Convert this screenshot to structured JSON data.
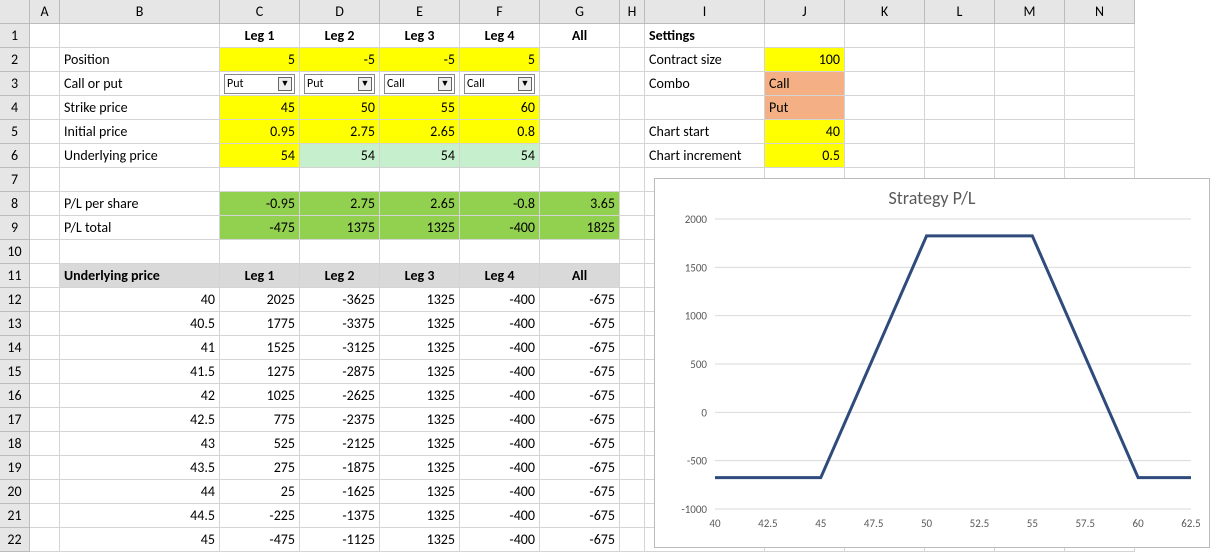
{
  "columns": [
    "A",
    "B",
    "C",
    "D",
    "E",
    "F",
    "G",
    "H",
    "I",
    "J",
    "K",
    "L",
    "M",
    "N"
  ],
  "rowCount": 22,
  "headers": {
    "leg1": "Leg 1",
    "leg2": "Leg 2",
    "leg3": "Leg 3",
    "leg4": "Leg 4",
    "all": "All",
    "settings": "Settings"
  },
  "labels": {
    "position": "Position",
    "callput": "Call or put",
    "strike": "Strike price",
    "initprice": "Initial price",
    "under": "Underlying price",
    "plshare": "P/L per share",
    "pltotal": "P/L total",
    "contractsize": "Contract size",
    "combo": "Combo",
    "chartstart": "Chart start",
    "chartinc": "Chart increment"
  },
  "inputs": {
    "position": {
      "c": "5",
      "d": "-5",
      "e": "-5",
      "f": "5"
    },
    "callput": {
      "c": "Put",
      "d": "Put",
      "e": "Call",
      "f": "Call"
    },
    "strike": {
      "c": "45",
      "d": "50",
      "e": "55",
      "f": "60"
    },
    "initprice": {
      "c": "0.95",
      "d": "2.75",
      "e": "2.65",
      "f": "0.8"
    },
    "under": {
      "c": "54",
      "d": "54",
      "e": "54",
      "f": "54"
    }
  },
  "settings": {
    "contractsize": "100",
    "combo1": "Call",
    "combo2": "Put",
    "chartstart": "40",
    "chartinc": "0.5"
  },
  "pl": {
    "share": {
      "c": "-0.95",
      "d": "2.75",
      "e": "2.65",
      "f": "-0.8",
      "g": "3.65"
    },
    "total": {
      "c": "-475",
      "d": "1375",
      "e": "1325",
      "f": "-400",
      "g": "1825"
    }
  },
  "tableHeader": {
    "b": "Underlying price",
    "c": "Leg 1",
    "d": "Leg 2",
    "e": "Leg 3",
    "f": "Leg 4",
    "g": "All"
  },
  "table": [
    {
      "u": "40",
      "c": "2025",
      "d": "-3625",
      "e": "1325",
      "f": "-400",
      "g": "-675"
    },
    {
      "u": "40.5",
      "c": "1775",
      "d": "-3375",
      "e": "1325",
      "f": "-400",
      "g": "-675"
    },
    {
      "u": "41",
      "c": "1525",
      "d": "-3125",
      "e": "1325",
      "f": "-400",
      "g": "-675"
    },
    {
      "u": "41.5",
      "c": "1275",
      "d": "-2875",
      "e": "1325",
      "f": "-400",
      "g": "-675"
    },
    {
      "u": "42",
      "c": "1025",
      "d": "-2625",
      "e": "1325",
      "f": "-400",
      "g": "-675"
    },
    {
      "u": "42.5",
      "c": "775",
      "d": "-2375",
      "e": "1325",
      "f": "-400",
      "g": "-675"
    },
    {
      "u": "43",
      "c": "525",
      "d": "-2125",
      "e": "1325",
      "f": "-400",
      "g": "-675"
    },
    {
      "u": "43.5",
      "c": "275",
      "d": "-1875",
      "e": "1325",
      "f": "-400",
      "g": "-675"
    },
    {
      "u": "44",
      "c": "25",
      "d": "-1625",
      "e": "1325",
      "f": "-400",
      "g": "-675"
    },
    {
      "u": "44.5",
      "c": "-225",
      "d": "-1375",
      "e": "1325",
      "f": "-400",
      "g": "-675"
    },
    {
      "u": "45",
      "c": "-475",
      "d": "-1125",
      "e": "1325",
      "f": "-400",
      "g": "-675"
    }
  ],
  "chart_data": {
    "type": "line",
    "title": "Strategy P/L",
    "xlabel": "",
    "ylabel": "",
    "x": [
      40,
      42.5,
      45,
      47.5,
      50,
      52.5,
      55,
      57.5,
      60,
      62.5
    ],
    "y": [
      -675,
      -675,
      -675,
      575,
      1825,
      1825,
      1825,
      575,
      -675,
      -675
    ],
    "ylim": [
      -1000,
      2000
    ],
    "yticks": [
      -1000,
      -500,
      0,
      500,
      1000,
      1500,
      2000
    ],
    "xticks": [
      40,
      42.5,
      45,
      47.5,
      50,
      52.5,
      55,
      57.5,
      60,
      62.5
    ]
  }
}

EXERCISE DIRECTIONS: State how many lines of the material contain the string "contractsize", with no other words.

THE ANSWER: 2